the other person was named esther-hanna. esther-hanna has one of the coolest jobs of anyone i know. a year ago, she and one of her friends started their own business in amsterdam where they take tourists on local street food tours with tiny locations that an out-of-towner would definitely not find. i was so intrigued by her profession that i immediately had started talking with her during the early part of the night about the food tours (i’m a foodie, i couldn’t help it), and we hadn’t really talked about her at all. so i was taken aback when later she began sharing so openly with such a large group of people and a stranger present among them. esther-hanna has a piercing gaze that seems to look straight into your soul, but instead of this being an intimidating thing, if you are paying attention you notice that she, too, is allowing you to look into her soul. it is so refreshing and unique, but also can be off-putting if you’re not ready for it, because most people in this world don’t operate with that level of intimacy in conversation. needless to say, I live for these types of interactions.

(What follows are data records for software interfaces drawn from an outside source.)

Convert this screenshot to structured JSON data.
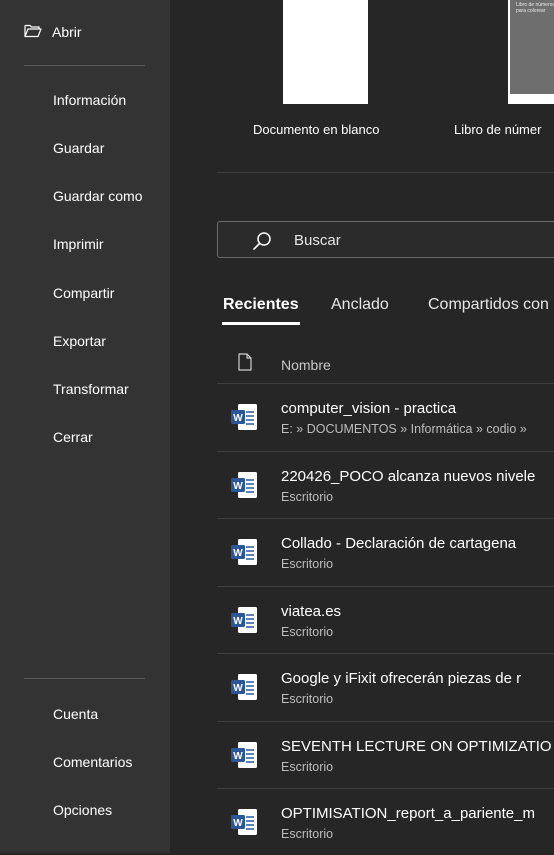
{
  "sidebar": {
    "open_label": "Abrir",
    "items": [
      {
        "label": "Información"
      },
      {
        "label": "Guardar"
      },
      {
        "label": "Guardar como"
      },
      {
        "label": "Imprimir"
      },
      {
        "label": "Compartir"
      },
      {
        "label": "Exportar"
      },
      {
        "label": "Transformar"
      },
      {
        "label": "Cerrar"
      }
    ],
    "bottom_items": [
      {
        "label": "Cuenta"
      },
      {
        "label": "Comentarios"
      },
      {
        "label": "Opciones"
      }
    ]
  },
  "templates": [
    {
      "label": "Documento en blanco"
    },
    {
      "label": "Libro de númer",
      "thumbnail_text": "Libro de números para colorear"
    }
  ],
  "search": {
    "placeholder": "Buscar"
  },
  "tabs": [
    {
      "label": "Recientes",
      "active": true
    },
    {
      "label": "Anclado"
    },
    {
      "label": "Compartidos con"
    }
  ],
  "file_list": {
    "column_name": "Nombre",
    "files": [
      {
        "name": "computer_vision - practica",
        "path": "E: » DOCUMENTOS » Informática » codio »"
      },
      {
        "name": "220426_POCO alcanza nuevos nivele",
        "path": "Escritorio"
      },
      {
        "name": "Collado - Declaración de cartagena",
        "path": "Escritorio"
      },
      {
        "name": "viatea.es",
        "path": "Escritorio"
      },
      {
        "name": "Google y iFixit ofrecerán piezas de r",
        "path": "Escritorio"
      },
      {
        "name": "SEVENTH LECTURE ON OPTIMIZATIO",
        "path": "Escritorio"
      },
      {
        "name": "OPTIMISATION_report_a_pariente_m",
        "path": "Escritorio"
      }
    ]
  },
  "colors": {
    "sidebar_bg": "#333333",
    "main_bg": "#262626",
    "word_blue": "#2b579a"
  },
  "icons": {
    "open": "folder-open-icon",
    "search": "search-icon",
    "file_header": "document-icon",
    "word_file": "word-document-icon"
  }
}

at the end of the night, there wasn’t a single person in the group that I wasn’t impressed with, and this doesn’t usually happen to me. My cynical self usually finds a way to discount something within gatherings like these or the individuals within them. But every person at this dinner was beautiful in their own unique way, and I appreciate my presence even having been tolerated. I didn’t have any grand spiritual realizations, none of my questions about life and the universe and spirituality answered, in fact I still find myself in the same place as I was when I was chopping potatoes only hours earlier. But I think the experience did assuage a little of the apprehension and mistrust I often have toward organized religions and subsequent gatherings. I’m glad I took part, and I thank the group all humbly in retrospect.
today’s song is a new instrumental piece from Odesza, an EDM duo from the US. only clocking in at 2:15, this seemingly inconsequential track is actually the most interesting of a top-to-bottom solid album. for those of you who are not fans of electronic dance music, give this album a spin. it breaks away from the often repetitive obnoxious formula that seems to define edm these days by keeping fun off-beat rhythms mixed with chopped up vocal melodies and subtle supporting layers of unexpected dreamy pop sounds, all without being afraid of slowing the beat down and getting quiet at times. this is crucial for grown-ups like me who don’t want a neck-ache the morning after listening to my music. i’ve been listening to this album for about a month now and i have yet to get sick of a single song. enjoy…